▶ What you are asked to do: Reproduce each entry below in full, exactly as it was given.

Data extract START

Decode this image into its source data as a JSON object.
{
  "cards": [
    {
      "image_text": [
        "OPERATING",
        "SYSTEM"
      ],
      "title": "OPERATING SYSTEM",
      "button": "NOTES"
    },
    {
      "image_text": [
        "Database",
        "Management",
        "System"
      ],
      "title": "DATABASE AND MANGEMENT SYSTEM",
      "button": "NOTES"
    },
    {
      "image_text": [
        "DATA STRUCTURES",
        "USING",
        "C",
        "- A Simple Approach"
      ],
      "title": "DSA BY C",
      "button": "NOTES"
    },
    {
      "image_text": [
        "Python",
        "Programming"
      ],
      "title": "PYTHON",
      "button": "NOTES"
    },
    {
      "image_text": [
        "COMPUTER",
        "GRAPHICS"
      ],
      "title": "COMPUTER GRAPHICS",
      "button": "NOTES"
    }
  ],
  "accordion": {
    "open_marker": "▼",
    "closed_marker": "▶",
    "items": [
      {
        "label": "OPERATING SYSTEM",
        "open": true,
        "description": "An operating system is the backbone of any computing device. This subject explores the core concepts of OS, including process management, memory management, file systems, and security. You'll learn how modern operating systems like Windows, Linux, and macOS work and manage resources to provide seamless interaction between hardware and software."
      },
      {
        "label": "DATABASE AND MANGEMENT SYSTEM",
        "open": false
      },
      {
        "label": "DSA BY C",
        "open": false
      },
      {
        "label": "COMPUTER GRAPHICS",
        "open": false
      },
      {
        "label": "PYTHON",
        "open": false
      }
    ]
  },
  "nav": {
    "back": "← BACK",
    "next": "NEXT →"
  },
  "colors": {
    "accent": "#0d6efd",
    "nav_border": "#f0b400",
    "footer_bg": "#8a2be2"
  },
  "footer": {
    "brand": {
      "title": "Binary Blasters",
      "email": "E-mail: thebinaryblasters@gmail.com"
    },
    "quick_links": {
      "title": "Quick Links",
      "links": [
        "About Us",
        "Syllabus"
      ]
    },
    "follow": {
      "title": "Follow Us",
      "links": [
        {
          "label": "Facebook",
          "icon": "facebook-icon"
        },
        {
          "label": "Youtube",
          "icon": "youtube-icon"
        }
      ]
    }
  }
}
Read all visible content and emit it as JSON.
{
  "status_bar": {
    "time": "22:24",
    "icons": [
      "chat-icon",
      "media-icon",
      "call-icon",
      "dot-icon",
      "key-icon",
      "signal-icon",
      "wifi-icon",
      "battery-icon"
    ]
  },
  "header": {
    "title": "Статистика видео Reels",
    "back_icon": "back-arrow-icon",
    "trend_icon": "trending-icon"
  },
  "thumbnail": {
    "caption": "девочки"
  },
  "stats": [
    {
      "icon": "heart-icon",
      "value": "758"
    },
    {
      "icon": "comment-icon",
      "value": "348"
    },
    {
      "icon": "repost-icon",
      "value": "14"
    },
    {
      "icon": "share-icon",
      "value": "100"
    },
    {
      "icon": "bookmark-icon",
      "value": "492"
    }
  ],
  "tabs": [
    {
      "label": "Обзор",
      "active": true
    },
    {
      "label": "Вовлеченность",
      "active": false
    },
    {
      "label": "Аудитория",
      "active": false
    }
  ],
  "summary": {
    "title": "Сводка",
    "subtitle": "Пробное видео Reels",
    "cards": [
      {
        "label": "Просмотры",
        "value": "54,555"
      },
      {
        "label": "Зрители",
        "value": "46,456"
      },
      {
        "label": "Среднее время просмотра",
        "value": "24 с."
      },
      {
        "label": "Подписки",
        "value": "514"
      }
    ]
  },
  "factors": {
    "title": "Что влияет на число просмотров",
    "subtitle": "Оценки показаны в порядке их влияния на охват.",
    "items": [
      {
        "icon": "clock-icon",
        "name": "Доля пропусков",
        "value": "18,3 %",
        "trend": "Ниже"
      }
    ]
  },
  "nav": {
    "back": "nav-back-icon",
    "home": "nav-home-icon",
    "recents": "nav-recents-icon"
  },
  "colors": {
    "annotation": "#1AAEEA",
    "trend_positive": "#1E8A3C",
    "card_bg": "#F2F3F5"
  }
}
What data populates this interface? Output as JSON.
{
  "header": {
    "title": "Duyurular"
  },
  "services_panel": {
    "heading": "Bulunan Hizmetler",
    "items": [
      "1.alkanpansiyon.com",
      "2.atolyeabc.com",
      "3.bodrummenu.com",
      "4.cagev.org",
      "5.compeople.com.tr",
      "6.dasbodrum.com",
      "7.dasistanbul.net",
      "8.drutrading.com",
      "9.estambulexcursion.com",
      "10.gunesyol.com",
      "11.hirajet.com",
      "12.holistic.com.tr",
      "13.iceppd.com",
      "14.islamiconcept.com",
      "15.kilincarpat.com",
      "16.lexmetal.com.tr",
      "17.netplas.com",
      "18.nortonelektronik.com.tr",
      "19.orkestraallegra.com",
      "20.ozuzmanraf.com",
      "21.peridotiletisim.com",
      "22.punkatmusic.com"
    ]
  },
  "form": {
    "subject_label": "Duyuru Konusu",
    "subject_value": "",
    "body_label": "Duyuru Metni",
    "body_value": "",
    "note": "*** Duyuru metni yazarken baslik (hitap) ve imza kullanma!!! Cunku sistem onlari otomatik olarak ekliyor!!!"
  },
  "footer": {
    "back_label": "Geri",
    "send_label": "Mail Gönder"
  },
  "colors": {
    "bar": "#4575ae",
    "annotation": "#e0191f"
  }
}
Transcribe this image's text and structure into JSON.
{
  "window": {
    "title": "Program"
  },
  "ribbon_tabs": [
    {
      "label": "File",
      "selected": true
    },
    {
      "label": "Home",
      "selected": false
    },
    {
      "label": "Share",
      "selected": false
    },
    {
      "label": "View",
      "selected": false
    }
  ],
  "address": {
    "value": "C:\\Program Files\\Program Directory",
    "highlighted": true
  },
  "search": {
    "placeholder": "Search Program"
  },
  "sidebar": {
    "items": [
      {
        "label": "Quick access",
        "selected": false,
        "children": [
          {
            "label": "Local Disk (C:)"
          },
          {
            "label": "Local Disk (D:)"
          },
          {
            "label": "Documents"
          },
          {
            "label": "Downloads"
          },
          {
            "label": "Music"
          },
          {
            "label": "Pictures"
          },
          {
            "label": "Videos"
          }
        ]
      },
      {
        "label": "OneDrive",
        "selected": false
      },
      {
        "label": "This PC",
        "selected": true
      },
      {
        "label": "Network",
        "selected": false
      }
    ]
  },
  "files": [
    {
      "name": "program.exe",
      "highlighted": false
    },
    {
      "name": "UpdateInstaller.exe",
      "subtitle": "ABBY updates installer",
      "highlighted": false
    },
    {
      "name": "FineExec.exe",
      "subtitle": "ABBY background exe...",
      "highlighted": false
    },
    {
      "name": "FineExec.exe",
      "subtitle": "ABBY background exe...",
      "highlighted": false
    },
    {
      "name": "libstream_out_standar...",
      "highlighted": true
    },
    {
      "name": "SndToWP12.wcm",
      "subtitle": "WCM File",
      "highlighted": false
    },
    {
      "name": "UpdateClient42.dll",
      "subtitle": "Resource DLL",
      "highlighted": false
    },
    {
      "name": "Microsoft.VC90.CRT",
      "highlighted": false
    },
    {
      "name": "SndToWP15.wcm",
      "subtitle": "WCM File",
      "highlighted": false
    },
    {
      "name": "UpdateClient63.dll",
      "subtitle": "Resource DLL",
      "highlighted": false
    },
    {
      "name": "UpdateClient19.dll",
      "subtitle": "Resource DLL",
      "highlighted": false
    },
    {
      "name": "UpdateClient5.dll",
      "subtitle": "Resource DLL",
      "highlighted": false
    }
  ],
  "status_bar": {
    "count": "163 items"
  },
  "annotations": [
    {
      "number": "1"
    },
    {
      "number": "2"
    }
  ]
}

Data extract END

▶ The completed task:
Decode this image into its source data as a JSON object.
{
  "cards": [
    {
      "image_text": [
        "OPERATING",
        "SYSTEM"
      ],
      "title": "OPERATING SYSTEM",
      "button": "NOTES"
    },
    {
      "image_text": [
        "Database",
        "Management",
        "System"
      ],
      "title": "DATABASE AND MANGEMENT SYSTEM",
      "button": "NOTES"
    },
    {
      "image_text": [
        "DATA STRUCTURES",
        "USING",
        "C",
        "- A Simple Approach"
      ],
      "title": "DSA BY C",
      "button": "NOTES"
    },
    {
      "image_text": [
        "Python",
        "Programming"
      ],
      "title": "PYTHON",
      "button": "NOTES"
    },
    {
      "image_text": [
        "COMPUTER",
        "GRAPHICS"
      ],
      "title": "COMPUTER GRAPHICS",
      "button": "NOTES"
    }
  ],
  "accordion": {
    "open_marker": "▼",
    "closed_marker": "▶",
    "items": [
      {
        "label": "OPERATING SYSTEM",
        "open": true,
        "description": "An operating system is the backbone of any computing device. This subject explores the core concepts of OS, including process management, memory management, file systems, and security. You'll learn how modern operating systems like Windows, Linux, and macOS work and manage resources to provide seamless interaction between hardware and software."
      },
      {
        "label": "DATABASE AND MANGEMENT SYSTEM",
        "open": false
      },
      {
        "label": "DSA BY C",
        "open": false
      },
      {
        "label": "COMPUTER GRAPHICS",
        "open": false
      },
      {
        "label": "PYTHON",
        "open": false
      }
    ]
  },
  "nav": {
    "back": "← BACK",
    "next": "NEXT →"
  },
  "colors": {
    "accent": "#0d6efd",
    "nav_border": "#f0b400",
    "footer_bg": "#8a2be2"
  },
  "footer": {
    "brand": {
      "title": "Binary Blasters",
      "email": "E-mail: thebinaryblasters@gmail.com"
    },
    "quick_links": {
      "title": "Quick Links",
      "links": [
        "About Us",
        "Syllabus"
      ]
    },
    "follow": {
      "title": "Follow Us",
      "links": [
        {
          "label": "Facebook",
          "icon": "facebook-icon"
        },
        {
          "label": "Youtube",
          "icon": "youtube-icon"
        }
      ]
    }
  }
}
Read all visible content and emit it as JSON.
{
  "status_bar": {
    "time": "22:24",
    "icons": [
      "chat-icon",
      "media-icon",
      "call-icon",
      "dot-icon",
      "key-icon",
      "signal-icon",
      "wifi-icon",
      "battery-icon"
    ]
  },
  "header": {
    "title": "Статистика видео Reels",
    "back_icon": "back-arrow-icon",
    "trend_icon": "trending-icon"
  },
  "thumbnail": {
    "caption": "девочки"
  },
  "stats": [
    {
      "icon": "heart-icon",
      "value": "758"
    },
    {
      "icon": "comment-icon",
      "value": "348"
    },
    {
      "icon": "repost-icon",
      "value": "14"
    },
    {
      "icon": "share-icon",
      "value": "100"
    },
    {
      "icon": "bookmark-icon",
      "value": "492"
    }
  ],
  "tabs": [
    {
      "label": "Обзор",
      "active": true
    },
    {
      "label": "Вовлеченность",
      "active": false
    },
    {
      "label": "Аудитория",
      "active": false
    }
  ],
  "summary": {
    "title": "Сводка",
    "subtitle": "Пробное видео Reels",
    "cards": [
      {
        "label": "Просмотры",
        "value": "54,555"
      },
      {
        "label": "Зрители",
        "value": "46,456"
      },
      {
        "label": "Среднее время просмотра",
        "value": "24 с."
      },
      {
        "label": "Подписки",
        "value": "514"
      }
    ]
  },
  "factors": {
    "title": "Что влияет на число просмотров",
    "subtitle": "Оценки показаны в порядке их влияния на охват.",
    "items": [
      {
        "icon": "clock-icon",
        "name": "Доля пропусков",
        "value": "18,3 %",
        "trend": "Ниже"
      }
    ]
  },
  "nav": {
    "back": "nav-back-icon",
    "home": "nav-home-icon",
    "recents": "nav-recents-icon"
  },
  "colors": {
    "annotation": "#1AAEEA",
    "trend_positive": "#1E8A3C",
    "card_bg": "#F2F3F5"
  }
}
What data populates this interface? Output as JSON.
{
  "header": {
    "title": "Duyurular"
  },
  "services_panel": {
    "heading": "Bulunan Hizmetler",
    "items": [
      "1.alkanpansiyon.com",
      "2.atolyeabc.com",
      "3.bodrummenu.com",
      "4.cagev.org",
      "5.compeople.com.tr",
      "6.dasbodrum.com",
      "7.dasistanbul.net",
      "8.drutrading.com",
      "9.estambulexcursion.com",
      "10.gunesyol.com",
      "11.hirajet.com",
      "12.holistic.com.tr",
      "13.iceppd.com",
      "14.islamiconcept.com",
      "15.kilincarpat.com",
      "16.lexmetal.com.tr",
      "17.netplas.com",
      "18.nortonelektronik.com.tr",
      "19.orkestraallegra.com",
      "20.ozuzmanraf.com",
      "21.peridotiletisim.com",
      "22.punkatmusic.com"
    ]
  },
  "form": {
    "subject_label": "Duyuru Konusu",
    "subject_value": "",
    "body_label": "Duyuru Metni",
    "body_value": "",
    "note": "*** Duyuru metni yazarken baslik (hitap) ve imza kullanma!!! Cunku sistem onlari otomatik olarak ekliyor!!!"
  },
  "footer": {
    "back_label": "Geri",
    "send_label": "Mail Gönder"
  },
  "colors": {
    "bar": "#4575ae",
    "annotation": "#e0191f"
  }
}
Transcribe this image's text and structure into JSON.
{
  "window": {
    "title": "Program"
  },
  "ribbon_tabs": [
    {
      "label": "File",
      "selected": true
    },
    {
      "label": "Home",
      "selected": false
    },
    {
      "label": "Share",
      "selected": false
    },
    {
      "label": "View",
      "selected": false
    }
  ],
  "address": {
    "value": "C:\\Program Files\\Program Directory",
    "highlighted": true
  },
  "search": {
    "placeholder": "Search Program"
  },
  "sidebar": {
    "items": [
      {
        "label": "Quick access",
        "selected": false,
        "children": [
          {
            "label": "Local Disk (C:)"
          },
          {
            "label": "Local Disk (D:)"
          },
          {
            "label": "Documents"
          },
          {
            "label": "Downloads"
          },
          {
            "label": "Music"
          },
          {
            "label": "Pictures"
          },
          {
            "label": "Videos"
          }
        ]
      },
      {
        "label": "OneDrive",
        "selected": false
      },
      {
        "label": "This PC",
        "selected": true
      },
      {
        "label": "Network",
        "selected": false
      }
    ]
  },
  "files": [
    {
      "name": "program.exe",
      "highlighted": false
    },
    {
      "name": "UpdateInstaller.exe",
      "subtitle": "ABBY updates installer",
      "highlighted": false
    },
    {
      "name": "FineExec.exe",
      "subtitle": "ABBY background exe...",
      "highlighted": false
    },
    {
      "name": "FineExec.exe",
      "subtitle": "ABBY background exe...",
      "highlighted": false
    },
    {
      "name": "libstream_out_standar...",
      "highlighted": true
    },
    {
      "name": "SndToWP12.wcm",
      "subtitle": "WCM File",
      "highlighted": false
    },
    {
      "name": "UpdateClient42.dll",
      "subtitle": "Resource DLL",
      "highlighted": false
    },
    {
      "name": "Microsoft.VC90.CRT",
      "highlighted": false
    },
    {
      "name": "SndToWP15.wcm",
      "subtitle": "WCM File",
      "highlighted": false
    },
    {
      "name": "UpdateClient63.dll",
      "subtitle": "Resource DLL",
      "highlighted": false
    },
    {
      "name": "UpdateClient19.dll",
      "subtitle": "Resource DLL",
      "highlighted": false
    },
    {
      "name": "UpdateClient5.dll",
      "subtitle": "Resource DLL",
      "highlighted": false
    }
  ],
  "status_bar": {
    "count": "163 items"
  },
  "annotations": [
    {
      "number": "1"
    },
    {
      "number": "2"
    }
  ]
}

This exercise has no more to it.